    I have a what I am hoping are beautiful floors under crappy carpet. When I pull back the floor registers I can see that the floor is tongue and groove hardwood but has been painted white. The floors run throughout the entire house and am alternately excited and frightened by the task of sanding the paint off and exposing the glory of the old floor. I have also considered just putting down some laminate wood floors, but this is an expensive proposition, and not nearly as romantic as 100 year old oak floors. Would love any thoughts, advice, things to think about etc.


  • #2
    Sanding back old floors isn't for the faint hearted and the process if your not careful can go bad really quickly, that said it is a doable job for the little more experienced home owner that has a little patience.

    What you need to do first is look to see that the tongue and groove planks are still seated into each other as large gaps between planks can be unsightly, unless of course this is "part of the charm" required.

    The tools you will need should be available at your local rental shop, drum floor sander and a hand sander for the edges. You will need several grades of sanding sheets/paper, the first grade you use will be dictated by how thick the paint is on the floor. You will start by removing the paint, then changing the grade of sand paper/cloth to a finer and finer grade to get the smoothest finish possible.
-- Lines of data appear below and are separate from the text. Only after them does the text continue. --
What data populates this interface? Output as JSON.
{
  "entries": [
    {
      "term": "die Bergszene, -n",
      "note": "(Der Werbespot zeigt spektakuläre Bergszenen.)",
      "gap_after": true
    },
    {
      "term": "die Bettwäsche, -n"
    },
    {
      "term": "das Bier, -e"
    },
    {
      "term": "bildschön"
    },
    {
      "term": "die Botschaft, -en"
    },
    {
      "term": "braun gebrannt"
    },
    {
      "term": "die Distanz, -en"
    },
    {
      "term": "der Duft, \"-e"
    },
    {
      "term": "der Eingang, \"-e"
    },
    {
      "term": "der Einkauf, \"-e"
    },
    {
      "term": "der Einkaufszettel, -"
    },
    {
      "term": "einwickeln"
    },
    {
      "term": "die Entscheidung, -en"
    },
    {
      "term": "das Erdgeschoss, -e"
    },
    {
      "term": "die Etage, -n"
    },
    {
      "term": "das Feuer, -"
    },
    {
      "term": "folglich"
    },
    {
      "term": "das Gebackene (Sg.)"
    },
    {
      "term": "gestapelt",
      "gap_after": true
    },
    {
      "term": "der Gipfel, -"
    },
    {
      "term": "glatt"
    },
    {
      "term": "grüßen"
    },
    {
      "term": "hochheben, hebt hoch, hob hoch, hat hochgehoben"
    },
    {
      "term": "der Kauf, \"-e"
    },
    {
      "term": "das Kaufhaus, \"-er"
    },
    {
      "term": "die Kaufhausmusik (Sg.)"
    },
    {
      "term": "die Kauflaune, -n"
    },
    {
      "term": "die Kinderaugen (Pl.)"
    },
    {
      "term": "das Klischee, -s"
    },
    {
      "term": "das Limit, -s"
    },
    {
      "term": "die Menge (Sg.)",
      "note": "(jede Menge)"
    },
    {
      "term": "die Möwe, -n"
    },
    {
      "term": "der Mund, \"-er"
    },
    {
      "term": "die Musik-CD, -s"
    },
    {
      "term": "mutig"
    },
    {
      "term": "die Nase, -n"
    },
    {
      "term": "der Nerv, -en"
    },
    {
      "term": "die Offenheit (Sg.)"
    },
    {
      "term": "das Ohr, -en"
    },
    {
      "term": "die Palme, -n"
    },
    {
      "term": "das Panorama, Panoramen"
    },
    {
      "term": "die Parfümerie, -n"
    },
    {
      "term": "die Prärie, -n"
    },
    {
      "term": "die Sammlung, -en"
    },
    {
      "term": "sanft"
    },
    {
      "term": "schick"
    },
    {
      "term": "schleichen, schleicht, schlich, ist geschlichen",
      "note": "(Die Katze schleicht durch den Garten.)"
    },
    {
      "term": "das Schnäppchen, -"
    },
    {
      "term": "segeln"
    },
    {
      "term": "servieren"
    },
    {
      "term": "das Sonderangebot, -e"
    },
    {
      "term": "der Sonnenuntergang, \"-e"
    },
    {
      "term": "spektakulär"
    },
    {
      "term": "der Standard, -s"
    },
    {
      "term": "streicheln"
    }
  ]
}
This is a messy dusty process so be prepared to do plenty of vacuuming and the final vacuuming must be very detailed as you don't want any dust in the poly.

    The application of the poly is probably the easiest part, it can be simply broomed on with a lambswool applicator, you allow that to dry then a very light sand between coats of more poly.

    Be warned that water stains will not sand out of the wood, so if you have any they will always be there, dark stain ( I didn't mention stain application above) will hide some water stains a little.

    It is a little more detailed than above so if you decide to give it a try (pick a smaller room like a bedroom for a test run) let us know and we can be more specific for your particular project.
    Little about a lot and a lot about a little.
    Every day is a learning day.


    • #3
      I would brave the task of sanding it all, though its gonna be tough. You'll like the outcomeway better


      • #4
        If your floors are 100 years old you may want to test the paint to see if its lead based paint, How true all the hype is with lead based paint and how it effects children is out of my expertise, but if you sand it there will be lead all over your house. You may want to strip it before sanding to remove most of the paint before sanding, I have seen paint clog up a sanding disc in a heart beat and also heat up and look like its melting